Chepik was born in Kiev in 1953, to an artist father and sculptress mother, and started painting at the age of five. Admitted to the prestigious Repin Institut in Leningrad, he graduated in 1978 and began work on his first paintings. He was an exceptionally gifted draughtsman well-versed in all techniques from watercolour and etchings to oils, ceramic and sculpture. After his 1987 painting The House of the Dead, was banned from public display in the USSR Chepik left for France. The House of the Dead went on to win the Grand Prix at the 1988 Salon d'Automne in Paris. Chepik continued to live and work in Paris as well as exhibiting in London until his premature death on 18th November 2011.
Chepik painted many portraits including Rudolf Nureyev and Margaret Thatcher, and created a set of four monumental canvases for St Paul's Cathedral, inaugurated in January 2005. His works are represented in important British, Russian, French, Japanese and American collections.
For price enquiries please call the gallery.
Russell West's intensely coloured, dripping paint artworks draw the eye into a three-dimensional labyrinth of layers and hollows, colours and patterns. He allows the work, in part, to be defined by the natural effects of gravity and the serendipitous movement of the paint.
Marie Curie fundraiser

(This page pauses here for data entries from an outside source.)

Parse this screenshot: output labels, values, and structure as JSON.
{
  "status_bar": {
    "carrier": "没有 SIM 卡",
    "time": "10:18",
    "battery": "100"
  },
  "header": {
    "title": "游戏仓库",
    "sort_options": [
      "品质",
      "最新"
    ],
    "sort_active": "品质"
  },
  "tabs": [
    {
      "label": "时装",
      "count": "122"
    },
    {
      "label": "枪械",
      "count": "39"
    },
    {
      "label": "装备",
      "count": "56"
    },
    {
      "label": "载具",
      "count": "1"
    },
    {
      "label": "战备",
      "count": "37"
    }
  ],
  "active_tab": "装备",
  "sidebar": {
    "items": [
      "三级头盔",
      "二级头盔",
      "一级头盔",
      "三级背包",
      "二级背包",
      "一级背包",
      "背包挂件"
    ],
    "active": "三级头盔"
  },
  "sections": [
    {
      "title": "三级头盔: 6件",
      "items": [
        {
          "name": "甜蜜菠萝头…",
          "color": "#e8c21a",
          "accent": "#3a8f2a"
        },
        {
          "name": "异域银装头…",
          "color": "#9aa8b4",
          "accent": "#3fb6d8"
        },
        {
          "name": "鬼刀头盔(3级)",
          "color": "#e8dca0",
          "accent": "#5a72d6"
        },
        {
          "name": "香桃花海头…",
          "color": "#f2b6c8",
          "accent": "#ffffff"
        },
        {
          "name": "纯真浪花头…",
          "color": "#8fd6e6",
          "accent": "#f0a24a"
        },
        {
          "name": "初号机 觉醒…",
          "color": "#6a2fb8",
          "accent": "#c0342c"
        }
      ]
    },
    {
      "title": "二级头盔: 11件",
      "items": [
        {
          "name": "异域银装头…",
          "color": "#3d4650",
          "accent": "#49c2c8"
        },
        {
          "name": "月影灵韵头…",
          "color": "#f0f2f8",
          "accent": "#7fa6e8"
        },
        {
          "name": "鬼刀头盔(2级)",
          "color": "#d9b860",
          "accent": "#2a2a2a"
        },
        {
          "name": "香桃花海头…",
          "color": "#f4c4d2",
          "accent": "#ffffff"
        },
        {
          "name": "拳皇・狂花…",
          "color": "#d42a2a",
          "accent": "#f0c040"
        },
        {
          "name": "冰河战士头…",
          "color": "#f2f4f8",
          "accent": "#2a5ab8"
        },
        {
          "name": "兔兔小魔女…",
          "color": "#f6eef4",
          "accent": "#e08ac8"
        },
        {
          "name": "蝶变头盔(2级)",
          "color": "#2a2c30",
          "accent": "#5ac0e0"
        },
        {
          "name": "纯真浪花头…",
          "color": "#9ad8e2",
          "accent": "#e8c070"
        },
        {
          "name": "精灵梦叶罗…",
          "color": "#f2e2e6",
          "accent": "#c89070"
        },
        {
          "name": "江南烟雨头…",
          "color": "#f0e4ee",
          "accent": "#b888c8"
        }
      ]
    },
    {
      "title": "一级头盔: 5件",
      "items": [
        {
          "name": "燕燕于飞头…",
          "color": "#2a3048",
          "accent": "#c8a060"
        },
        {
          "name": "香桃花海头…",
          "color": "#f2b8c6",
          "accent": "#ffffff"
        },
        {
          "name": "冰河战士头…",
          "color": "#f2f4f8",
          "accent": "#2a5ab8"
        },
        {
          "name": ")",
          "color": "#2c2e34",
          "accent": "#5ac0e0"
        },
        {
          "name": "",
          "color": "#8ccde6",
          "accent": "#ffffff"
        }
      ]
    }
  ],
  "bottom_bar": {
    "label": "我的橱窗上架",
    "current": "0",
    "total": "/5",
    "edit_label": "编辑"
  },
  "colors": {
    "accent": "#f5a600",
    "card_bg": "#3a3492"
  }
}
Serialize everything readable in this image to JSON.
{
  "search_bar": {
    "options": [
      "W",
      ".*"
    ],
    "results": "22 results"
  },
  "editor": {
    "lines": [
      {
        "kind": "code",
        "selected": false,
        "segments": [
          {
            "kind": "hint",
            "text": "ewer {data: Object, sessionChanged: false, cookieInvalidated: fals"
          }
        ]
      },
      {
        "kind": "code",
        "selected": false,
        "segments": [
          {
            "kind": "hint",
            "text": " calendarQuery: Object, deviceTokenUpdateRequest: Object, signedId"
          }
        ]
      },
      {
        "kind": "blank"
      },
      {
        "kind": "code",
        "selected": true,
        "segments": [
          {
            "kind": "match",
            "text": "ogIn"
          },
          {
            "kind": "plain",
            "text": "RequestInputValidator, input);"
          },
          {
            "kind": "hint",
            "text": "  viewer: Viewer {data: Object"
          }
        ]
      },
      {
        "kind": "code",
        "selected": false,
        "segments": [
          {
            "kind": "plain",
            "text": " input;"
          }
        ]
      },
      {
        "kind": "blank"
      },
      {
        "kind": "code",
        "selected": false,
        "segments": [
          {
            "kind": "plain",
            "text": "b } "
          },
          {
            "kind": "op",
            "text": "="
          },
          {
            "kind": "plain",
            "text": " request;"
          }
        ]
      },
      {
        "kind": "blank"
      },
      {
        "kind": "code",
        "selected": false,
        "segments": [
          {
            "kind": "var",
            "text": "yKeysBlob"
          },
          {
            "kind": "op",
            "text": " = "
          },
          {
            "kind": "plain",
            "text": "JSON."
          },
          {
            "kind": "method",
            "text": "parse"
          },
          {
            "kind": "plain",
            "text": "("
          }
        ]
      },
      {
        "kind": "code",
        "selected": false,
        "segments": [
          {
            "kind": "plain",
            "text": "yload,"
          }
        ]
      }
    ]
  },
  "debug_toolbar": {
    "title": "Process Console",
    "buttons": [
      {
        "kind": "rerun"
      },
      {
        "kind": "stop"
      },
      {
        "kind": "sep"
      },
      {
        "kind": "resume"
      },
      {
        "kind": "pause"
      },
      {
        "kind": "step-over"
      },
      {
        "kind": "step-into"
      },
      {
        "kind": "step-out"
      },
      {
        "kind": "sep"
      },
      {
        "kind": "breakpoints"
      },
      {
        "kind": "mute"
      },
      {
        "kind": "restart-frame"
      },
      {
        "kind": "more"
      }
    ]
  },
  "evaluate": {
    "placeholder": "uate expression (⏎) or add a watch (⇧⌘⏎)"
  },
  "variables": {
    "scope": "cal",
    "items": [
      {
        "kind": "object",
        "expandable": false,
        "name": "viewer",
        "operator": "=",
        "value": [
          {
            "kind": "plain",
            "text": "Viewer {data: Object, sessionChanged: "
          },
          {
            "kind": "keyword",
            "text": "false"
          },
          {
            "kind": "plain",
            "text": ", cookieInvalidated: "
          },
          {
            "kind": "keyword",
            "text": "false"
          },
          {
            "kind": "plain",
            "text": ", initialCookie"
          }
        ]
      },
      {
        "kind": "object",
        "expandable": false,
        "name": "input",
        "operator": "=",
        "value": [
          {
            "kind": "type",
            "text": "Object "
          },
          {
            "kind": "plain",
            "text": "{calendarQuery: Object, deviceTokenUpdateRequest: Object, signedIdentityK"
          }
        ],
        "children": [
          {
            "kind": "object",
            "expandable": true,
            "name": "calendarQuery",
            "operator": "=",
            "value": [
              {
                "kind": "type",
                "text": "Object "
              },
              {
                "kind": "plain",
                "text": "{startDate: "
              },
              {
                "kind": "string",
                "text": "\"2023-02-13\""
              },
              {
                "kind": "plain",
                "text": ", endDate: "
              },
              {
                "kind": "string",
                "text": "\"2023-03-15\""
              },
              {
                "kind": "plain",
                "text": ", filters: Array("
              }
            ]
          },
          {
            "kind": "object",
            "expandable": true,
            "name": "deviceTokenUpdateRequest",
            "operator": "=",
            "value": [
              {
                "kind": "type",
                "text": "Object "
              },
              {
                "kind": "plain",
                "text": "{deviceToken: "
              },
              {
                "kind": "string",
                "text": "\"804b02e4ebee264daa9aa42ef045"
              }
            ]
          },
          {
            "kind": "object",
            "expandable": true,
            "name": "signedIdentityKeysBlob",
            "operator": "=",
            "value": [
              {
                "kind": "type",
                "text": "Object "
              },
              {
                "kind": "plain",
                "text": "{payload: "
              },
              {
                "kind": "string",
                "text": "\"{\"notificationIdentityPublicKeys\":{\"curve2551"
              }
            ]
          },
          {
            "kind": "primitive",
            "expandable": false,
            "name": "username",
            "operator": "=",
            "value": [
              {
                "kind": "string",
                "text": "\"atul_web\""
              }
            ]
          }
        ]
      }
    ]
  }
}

Royal Academy Summer Exhibition
On Tuesday 11th July, Catto Gallery attended the Marie Curie charity fundraising evening at the Royal Academy Summer Exhibition. It was a wonderful evening and good to meet up with some old friends: our artist Clive McCartney who had donated one of his paintings to be sold in the silent auction; and old friend and huge talent Ken Howard.